_What is needed_
Could the data below be printed out exactly, with the pictures left out?

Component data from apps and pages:
[Start of section]

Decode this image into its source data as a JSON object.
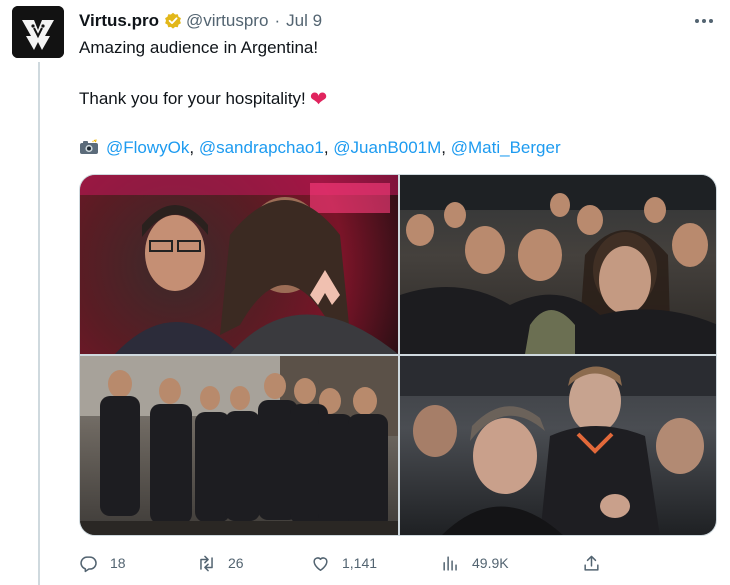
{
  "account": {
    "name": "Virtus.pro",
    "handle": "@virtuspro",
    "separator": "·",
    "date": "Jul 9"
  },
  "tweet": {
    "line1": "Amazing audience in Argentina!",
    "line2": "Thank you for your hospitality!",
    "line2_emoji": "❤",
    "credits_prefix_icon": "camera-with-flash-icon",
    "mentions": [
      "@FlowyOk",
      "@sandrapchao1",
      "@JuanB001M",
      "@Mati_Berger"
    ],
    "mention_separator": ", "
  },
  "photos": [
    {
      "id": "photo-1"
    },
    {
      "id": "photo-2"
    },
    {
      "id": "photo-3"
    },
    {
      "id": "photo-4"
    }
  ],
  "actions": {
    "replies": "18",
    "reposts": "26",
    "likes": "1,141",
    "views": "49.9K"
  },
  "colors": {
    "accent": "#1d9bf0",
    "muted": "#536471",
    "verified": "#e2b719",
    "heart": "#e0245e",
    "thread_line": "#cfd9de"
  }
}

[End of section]

_Output of the task_
Decode this image into its source data as a JSON object.
{
  "account": {
    "name": "Virtus.pro",
    "handle": "@virtuspro",
    "separator": "·",
    "date": "Jul 9"
  },
  "tweet": {
    "line1": "Amazing audience in Argentina!",
    "line2": "Thank you for your hospitality!",
    "line2_emoji": "❤",
    "credits_prefix_icon": "camera-with-flash-icon",
    "mentions": [
      "@FlowyOk",
      "@sandrapchao1",
      "@JuanB001M",
      "@Mati_Berger"
    ],
    "mention_separator": ", "
  },
  "photos": [
    {
      "id": "photo-1"
    },
    {
      "id": "photo-2"
    },
    {
      "id": "photo-3"
    },
    {
      "id": "photo-4"
    }
  ],
  "actions": {
    "replies": "18",
    "reposts": "26",
    "likes": "1,141",
    "views": "49.9K"
  },
  "colors": {
    "accent": "#1d9bf0",
    "muted": "#536471",
    "verified": "#e2b719",
    "heart": "#e0245e",
    "thread_line": "#cfd9de"
  }
}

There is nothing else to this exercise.